The George Institute calls for urgent, triple-win actions on climate, health and equity to pull humanity back from the brink

As world leaders gather for the 2021 United Nations Climate Change Conference (COP26) on October 31st, The George Institute for Global Health is calling on governments and stakeholders around the world to pull humanity back from the brink by implementing urgently needed, triple-win actions to protect the planet, while promoting health and equity.

UN Secretary General António Guterres called the 2021 Intergovernmental Panel on Climate Change report a “code red for humanity”. The report showed just how close to the brink we are – without immediate and ambitious action, global temperature increases as a result of human-induced climate change will exceed 1.5C above pre-industrial levels by 2030. In this new reality, the burden of non-communicable diseases (NCDs), already the biggest killer of people globally, will continue to grow. Rates of injury, cardiovascular and kidney diseases, respiratory illness and premature mortality will rise along with temperatures. Communities experiencing marginalisation as a result of deep-seated inequalities – growing wider as a result of the COVID-19 pandemic – will be impacted the worst, and decades of hard-won progress on health, development and human rights will be undermined.

Faced with the greatest health and humanitarian crisis the world has seen, all of us must step up. At The George Institute, we are committed to reducing our carbon footprint. A sustainability audit is underway to identify strategies that can accelerate our decarbonisation efforts and could be rolled out across the Institute in future.

We are committed to sharing what we learn, including with other health and medical research stakeholders, who may benefit from the insights we gain. We are committed to growing our Planetary Health programme, which is exploring the intersections of climate change, human health and equity. And we are committed to ensuring that the Traditional Knowledges of First Nations and Tribal peoples, and the voices of other communities experiencing marginalisation, are at the heart of our work.

Based on the latest evidence, The George Institute is calling for governments and other stakeholders to take urgent actions that will have benefits for both planetary and human health, while addressing the growing inequities within and between countries, and between generations.

We call on Governments to:
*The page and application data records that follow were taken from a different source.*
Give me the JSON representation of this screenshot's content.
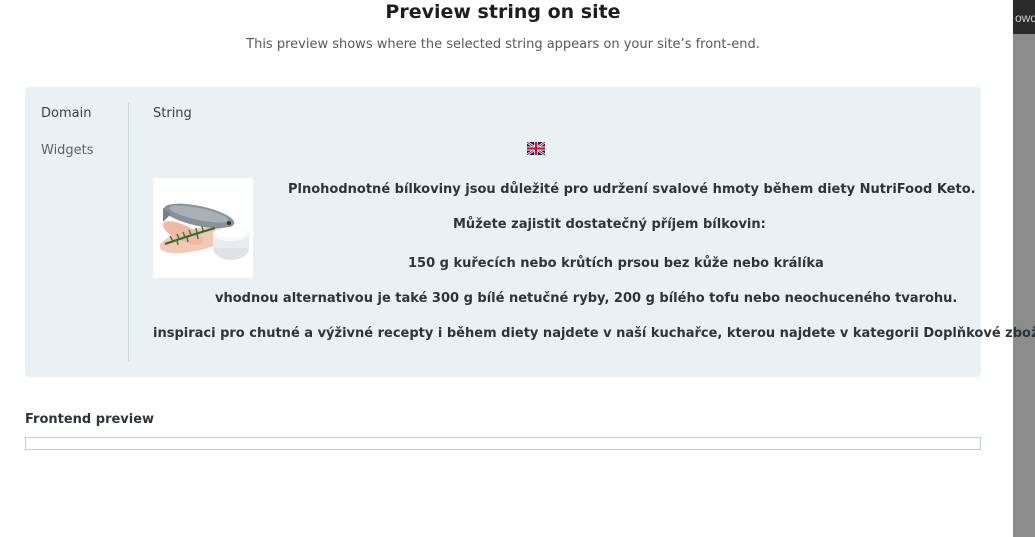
{
  "modal": {
    "title": "Preview string on site",
    "subtitle": "This preview shows where the selected string appears on your site’s front-end."
  },
  "sidebar": {
    "items": [
      {
        "label": "Domain"
      },
      {
        "label": "Widgets"
      }
    ]
  },
  "string_panel": {
    "label": "String",
    "flag_icon": "uk-flag-icon",
    "image_icon": "food-chicken-fish-cottage-cheese-image",
    "lines": [
      "Plnohodnotné bílkoviny jsou důležité pro udržení svalové hmoty během diety NutriFood Keto.",
      "Můžete zajistit dostatečný příjem bílkovin:",
      "150 g kuřecích nebo krůtích prsou bez kůže nebo králíka",
      "vhodnou alternativou je také 300 g bílé netučné ryby, 200 g bílého tofu nebo neochuceného tvarohu.",
      "inspiraci pro chutné a výživné recepty i během diety najdete v naší kuchařce, kterou najdete v kategorii Doplňkové zboží."
    ]
  },
  "frontend_preview": {
    "label": "Frontend preview"
  },
  "admin_bar": {
    "howdy_text": "owdy"
  },
  "colors": {
    "panel_bg": "#eaf1f3",
    "text": "#2f3438",
    "overlay": "#8c8c8c"
  }
}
  • Establish a just, fair, and rapid transition to renewable energy that fulfils renewed and ambitious Nationally Determined Contributions that achieve the 1.5C target.
  • Phase out the use, import and export of fossil fuels and immediately end public financing of, and subsidies for, the fossil fuel industry.
  • In high-income countries, deliver on commitments to mobilise US$100 billion a year in climate financing.
  • Ensure decarbonisation strategies are implemented immediately and engage with communities most affected and at risk of climate change to ensure self-determined priorities and solutions.
  • Ensure decarbonisation strategies are informed by First Nations, Indigenous and Tribal peoples’ Knowledges to ensure self-determined priorities and solutions.
  • Build resilient, climate-ready health systems that can respond to extreme weather events and the increasing, climate-related disease burden, including mental health, with a particular focus on serving communities at greater risk.
  • Embed climate change into all existing and future health-related policy to recognise the impacts of global heating on human health and equity outcomes.
  • Fund research into the health and equity implications of rising global temperatures under a future scenarios framework.
  • Work with communities to establish national dietary guidelines that address environmental sustainability and recognise cultural diversity.
  • Adopt a range of regulatory and fiscal measures that aim to reduce ultra-processed foods in the food system and ensure access to healthy, sustainable and affordable diets, rich in plant-based foods, using an equity lens.
  • Invest in and promote public transport as an alternative to private vehicles, implement national policies that prioritise walking and cycling, and encourage planning of liveable urban spaces, with a focus on communities experiencing marginalisation.
  • Prioritise other dual-benefit mitigation and adaptation strategies that protect the planet, prevent disease and injury (including non-communicable conditions) and promote equity.

We call on health service providers and sector leaders to:

  • Decarbonise the health sector by 2030, in recognition of the role the sector plays in exacerbating inequitable, climate-related health outcomes.
  • Embed a sustainable development approach in health systems that considers health and equity outcomes in response to climate change.

We call on multinational corporations to:

  • Reduce high-emission, unhealthy food options and agricultural practices.
  • Rapidly transition away from food processing practices that damage the environment and undermine human health and re-formulate processed food to reduce harmful fats, sugars and salt.
  • Implement front-of-pack labelling on packaged foods that carries accessible information about both the nutritional quality and environmental impact of the product.
  • Develop innovative packaging and processing techniques for nutritious foods to reduce nutrient losses, remove anti-nutrients, prevent contamination and reduce food losses.*
  • Develop new processed products that extend the shelf life of nutritious foods, make them more convenient for consumers to prepare, and reduce food and nutrient losses.*

We call on researchers/academic institutes to:

* Adapted from Hawkes, C., Walton, S., Haddad, L., Fanzo, J. (2020) 42 policies and actions to orient food systems towards healthier diets for all. London: Centre for Food Policy, City, University of London.